◆ EXERCISE DIRECTIONS
Would you please return the lines of the material that contain the word "finale"?
· · ·
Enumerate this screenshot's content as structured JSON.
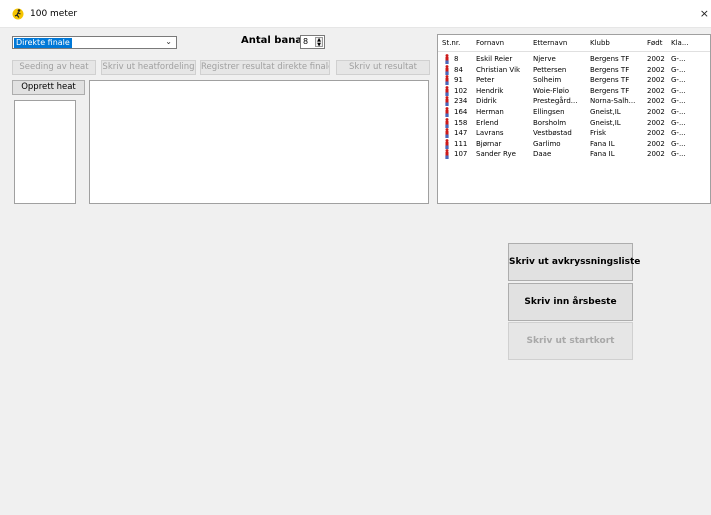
{
  "window": {
    "title": "100 meter",
    "close_glyph": "×",
    "icon": "runner-app-icon"
  },
  "event_select": {
    "value": "Direkte finale",
    "arrow": "⌄"
  },
  "lanes": {
    "label": "Antal banar:",
    "value": "8"
  },
  "toolbar": {
    "seeding": "Seeding av heat",
    "print_heats": "Skriv ut heatfordeling",
    "register_results": "Registrer resultat direkte finale",
    "print_results": "Skriv ut resultat"
  },
  "create_heat": "Opprett heat",
  "participants": {
    "headers": [
      "St.nr.",
      "Fornavn",
      "Etternavn",
      "Klubb",
      "Født",
      "Kla..."
    ],
    "rows": [
      {
        "nr": "8",
        "first": "Eskil Reier",
        "last": "Njerve",
        "club": "Bergens TF",
        "born": "2002",
        "cls": "G-..."
      },
      {
        "nr": "84",
        "first": "Christian Vik",
        "last": "Pettersen",
        "club": "Bergens TF",
        "born": "2002",
        "cls": "G-..."
      },
      {
        "nr": "91",
        "first": "Peter",
        "last": "Solheim",
        "club": "Bergens TF",
        "born": "2002",
        "cls": "G-..."
      },
      {
        "nr": "102",
        "first": "Hendrik",
        "last": "Woie-Fløio",
        "club": "Bergens TF",
        "born": "2002",
        "cls": "G-..."
      },
      {
        "nr": "234",
        "first": "Didrik",
        "last": "Prestegård...",
        "club": "Norna-Salh...",
        "born": "2002",
        "cls": "G-..."
      },
      {
        "nr": "164",
        "first": "Herman",
        "last": "Ellingsen",
        "club": "Gneist,IL",
        "born": "2002",
        "cls": "G-..."
      },
      {
        "nr": "158",
        "first": "Erlend",
        "last": "Borsholm",
        "club": "Gneist,IL",
        "born": "2002",
        "cls": "G-..."
      },
      {
        "nr": "147",
        "first": "Lavrans",
        "last": "Vestbøstad",
        "club": "Frisk",
        "born": "2002",
        "cls": "G-..."
      },
      {
        "nr": "111",
        "first": "Bjørnar",
        "last": "Garlimo",
        "club": "Fana IL",
        "born": "2002",
        "cls": "G-..."
      },
      {
        "nr": "107",
        "first": "Sander Rye",
        "last": "Daae",
        "club": "Fana IL",
        "born": "2002",
        "cls": "G-..."
      }
    ]
  },
  "actions": {
    "print_checklist": "Skriv ut avkryssningsliste",
    "enter_season_best": "Skriv inn årsbeste",
    "print_start_cards": "Skriv ut startkort"
  },
  "colors": {
    "runner_red": "#cc1a1a",
    "runner_blue": "#1e3fa8",
    "selection": "#0078d7",
    "icon_yellow": "#f5c400"
  }
}
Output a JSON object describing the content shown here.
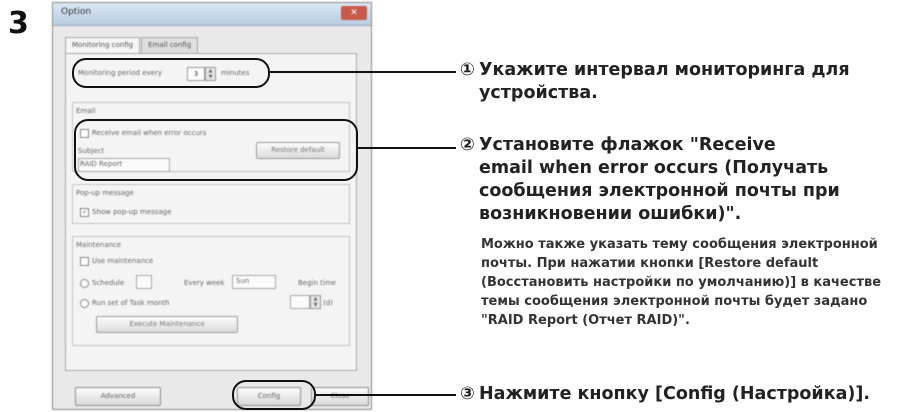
{
  "step_number": "3",
  "dialog": {
    "title": "Option",
    "close_label": "✕",
    "tabs": [
      "Monitoring config",
      "Email config"
    ],
    "monitoring": {
      "label": "Monitoring period every",
      "value": "3",
      "unit": "minutes"
    },
    "email": {
      "group_label": "Email",
      "checkbox_label": "Receive email when error occurs",
      "subject_label": "Subject",
      "restore_button": "Restore default",
      "subject_value": "RAID Report"
    },
    "popup": {
      "group_label": "Pop-up message",
      "checkbox_label": "Show pop-up message"
    },
    "maintenance": {
      "group_label": "Maintenance",
      "checkbox_label": "Use maintenance",
      "radio1_label": "Schedule",
      "radio1_mid": "Every week",
      "radio1_unit": "Sun",
      "radio1_end": "Begin time",
      "radio2_label": "Run set of Task month",
      "radio2_unit": "(d)",
      "action_button": "Execute Maintenance"
    },
    "buttons": {
      "advanced": "Advanced",
      "config": "Config",
      "close": "Close"
    }
  },
  "instructions": {
    "item1": {
      "num": "①",
      "lines": [
        "Укажите интервал мониторинга для",
        "устройства."
      ]
    },
    "item2": {
      "num": "②",
      "lines": [
        "Установите флажок \"Receive",
        "email when error occurs (Получать",
        "сообщения электронной почты при",
        "возникновении ошибки)\"."
      ]
    },
    "note": "Можно также указать тему сообщения электронной почты.  При нажатии кнопки [Restore default (Восстановить настройки по умолчанию)] в качестве темы сообщения электронной почты будет задано \"RAID Report (Отчет RAID)\".",
    "item3": {
      "num": "③",
      "lines": [
        "Нажмите кнопку [Config (Настройка)]."
      ]
    }
  }
}
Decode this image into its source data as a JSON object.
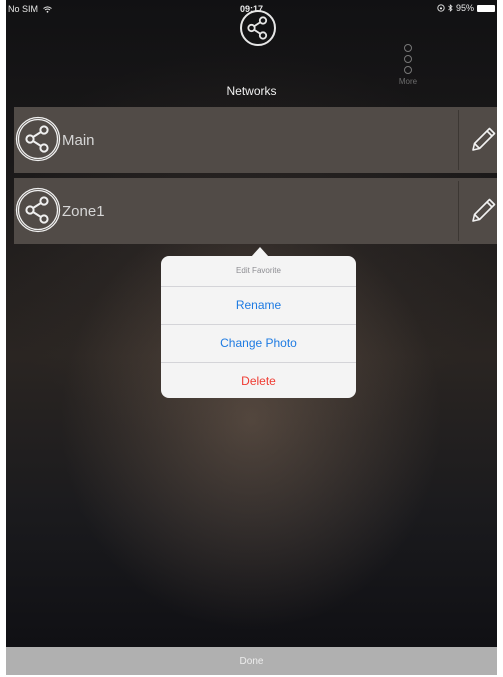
{
  "status": {
    "carrier": "No SIM",
    "time": "09:17",
    "battery": "95%"
  },
  "header": {
    "title": "Networks",
    "more_label": "More"
  },
  "networks": [
    {
      "name": "Main"
    },
    {
      "name": "Zone1"
    }
  ],
  "popover": {
    "title": "Edit Favorite",
    "rename": "Rename",
    "change_photo": "Change Photo",
    "delete": "Delete"
  },
  "footer": {
    "done_label": "Done"
  },
  "icons": {
    "network": "share-network-icon",
    "edit": "pencil-icon",
    "more": "three-dots-vertical-icon",
    "wifi": "wifi-icon",
    "bluetooth": "bluetooth-icon",
    "lock": "rotation-lock-icon",
    "battery": "battery-icon"
  },
  "colors": {
    "action_blue": "#1e7be2",
    "delete_red": "#ef3b32",
    "row_bg": "#514b47"
  }
}
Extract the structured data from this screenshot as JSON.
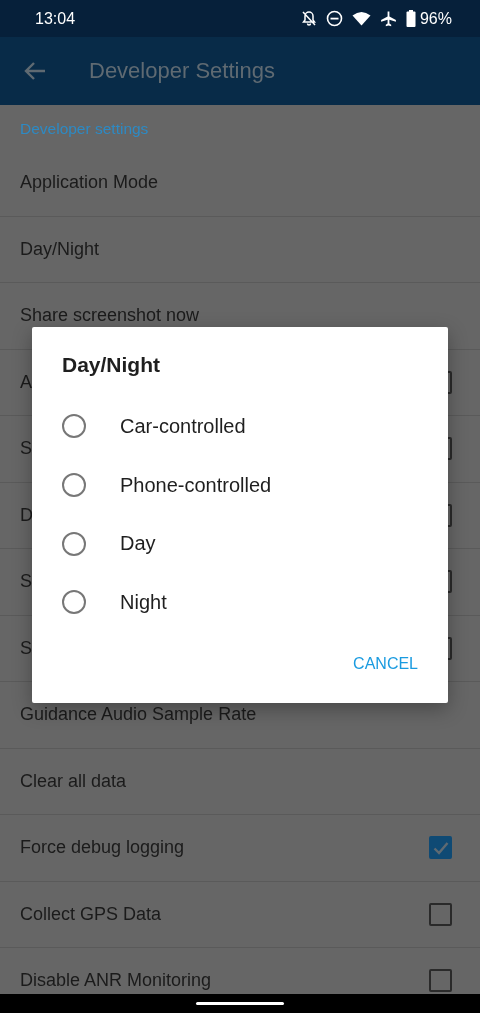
{
  "status_bar": {
    "time": "13:04",
    "battery": "96%"
  },
  "app_bar": {
    "title": "Developer Settings"
  },
  "section": "Developer settings",
  "items": [
    {
      "label": "Application Mode",
      "kind": "plain"
    },
    {
      "label": "Day/Night",
      "kind": "plain"
    },
    {
      "label": "Share screenshot now",
      "kind": "plain"
    },
    {
      "label": "A",
      "kind": "checkbox",
      "checked": false
    },
    {
      "label": "S",
      "kind": "checkbox",
      "checked": false
    },
    {
      "label": "D",
      "kind": "checkbox",
      "checked": false
    },
    {
      "label": "S",
      "kind": "checkbox",
      "checked": false
    },
    {
      "label": "S",
      "kind": "checkbox",
      "checked": false
    },
    {
      "label": "Guidance Audio Sample Rate",
      "kind": "plain"
    },
    {
      "label": "Clear all data",
      "kind": "plain"
    },
    {
      "label": "Force debug logging",
      "kind": "checkbox",
      "checked": true
    },
    {
      "label": "Collect GPS Data",
      "kind": "checkbox",
      "checked": false
    },
    {
      "label": "Disable ANR Monitoring",
      "kind": "checkbox",
      "checked": false
    }
  ],
  "dialog": {
    "title": "Day/Night",
    "options": [
      {
        "label": "Car-controlled",
        "selected": false
      },
      {
        "label": "Phone-controlled",
        "selected": false
      },
      {
        "label": "Day",
        "selected": false
      },
      {
        "label": "Night",
        "selected": false
      }
    ],
    "cancel": "CANCEL"
  }
}
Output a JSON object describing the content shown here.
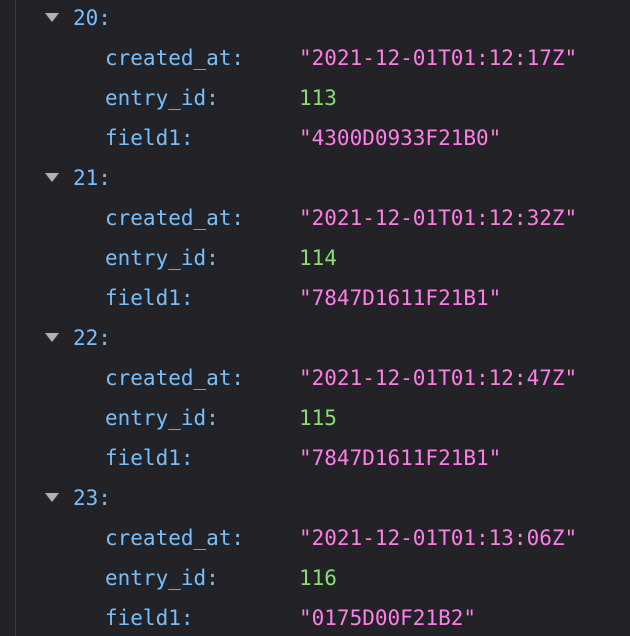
{
  "colors": {
    "background": "#232327",
    "key": "#75bfff",
    "string": "#ff7de9",
    "number": "#86de74",
    "twisty": "#b1b1b3"
  },
  "icons": {
    "toggle": "triangle-down-icon"
  },
  "entries": [
    {
      "index": "20:",
      "fields": [
        {
          "key": "created_at:",
          "value": "\"2021-12-01T01:12:17Z\"",
          "type": "string"
        },
        {
          "key": "entry_id:",
          "value": "113",
          "type": "number"
        },
        {
          "key": "field1:",
          "value": "\"4300D0933F21B0\"",
          "type": "string"
        }
      ]
    },
    {
      "index": "21:",
      "fields": [
        {
          "key": "created_at:",
          "value": "\"2021-12-01T01:12:32Z\"",
          "type": "string"
        },
        {
          "key": "entry_id:",
          "value": "114",
          "type": "number"
        },
        {
          "key": "field1:",
          "value": "\"7847D1611F21B1\"",
          "type": "string"
        }
      ]
    },
    {
      "index": "22:",
      "fields": [
        {
          "key": "created_at:",
          "value": "\"2021-12-01T01:12:47Z\"",
          "type": "string"
        },
        {
          "key": "entry_id:",
          "value": "115",
          "type": "number"
        },
        {
          "key": "field1:",
          "value": "\"7847D1611F21B1\"",
          "type": "string"
        }
      ]
    },
    {
      "index": "23:",
      "fields": [
        {
          "key": "created_at:",
          "value": "\"2021-12-01T01:13:06Z\"",
          "type": "string"
        },
        {
          "key": "entry_id:",
          "value": "116",
          "type": "number"
        },
        {
          "key": "field1:",
          "value": "\"0175D00F21B2\"",
          "type": "string"
        }
      ]
    }
  ]
}
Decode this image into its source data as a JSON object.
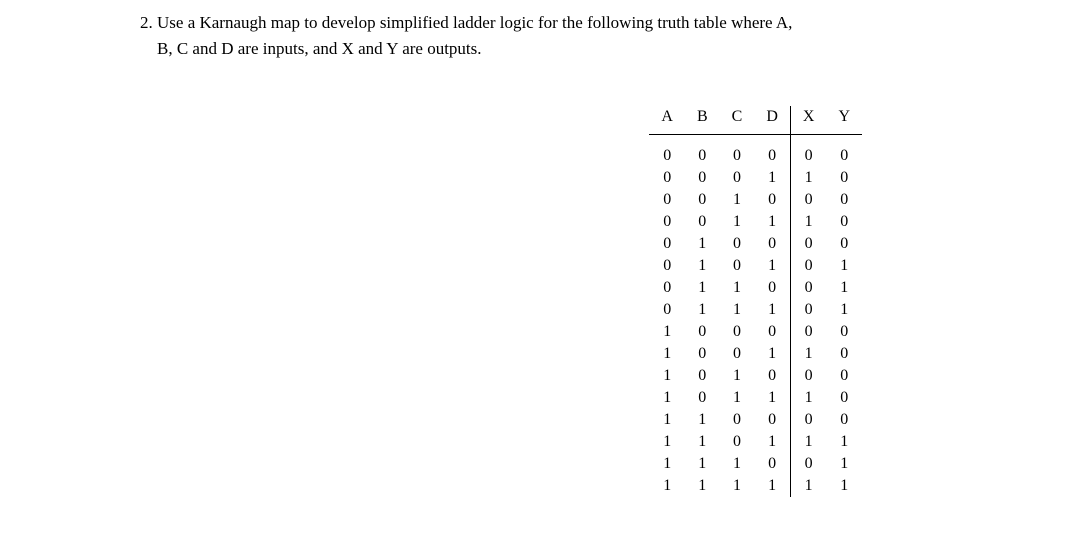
{
  "question": {
    "number": "2.",
    "text_line1": "Use a Karnaugh map to develop simplified ladder logic for the following truth table where A,",
    "text_line2": "B, C and D are inputs, and X and Y are outputs."
  },
  "table": {
    "headers": [
      "A",
      "B",
      "C",
      "D",
      "X",
      "Y"
    ],
    "rows": [
      [
        "0",
        "0",
        "0",
        "0",
        "0",
        "0"
      ],
      [
        "0",
        "0",
        "0",
        "1",
        "1",
        "0"
      ],
      [
        "0",
        "0",
        "1",
        "0",
        "0",
        "0"
      ],
      [
        "0",
        "0",
        "1",
        "1",
        "1",
        "0"
      ],
      [
        "0",
        "1",
        "0",
        "0",
        "0",
        "0"
      ],
      [
        "0",
        "1",
        "0",
        "1",
        "0",
        "1"
      ],
      [
        "0",
        "1",
        "1",
        "0",
        "0",
        "1"
      ],
      [
        "0",
        "1",
        "1",
        "1",
        "0",
        "1"
      ],
      [
        "1",
        "0",
        "0",
        "0",
        "0",
        "0"
      ],
      [
        "1",
        "0",
        "0",
        "1",
        "1",
        "0"
      ],
      [
        "1",
        "0",
        "1",
        "0",
        "0",
        "0"
      ],
      [
        "1",
        "0",
        "1",
        "1",
        "1",
        "0"
      ],
      [
        "1",
        "1",
        "0",
        "0",
        "0",
        "0"
      ],
      [
        "1",
        "1",
        "0",
        "1",
        "1",
        "1"
      ],
      [
        "1",
        "1",
        "1",
        "0",
        "0",
        "1"
      ],
      [
        "1",
        "1",
        "1",
        "1",
        "1",
        "1"
      ]
    ]
  }
}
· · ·
◆ FINISHED EXERCISE
    "value": "Direkte finale",
    "register_results": "Registrer resultat direkte finale",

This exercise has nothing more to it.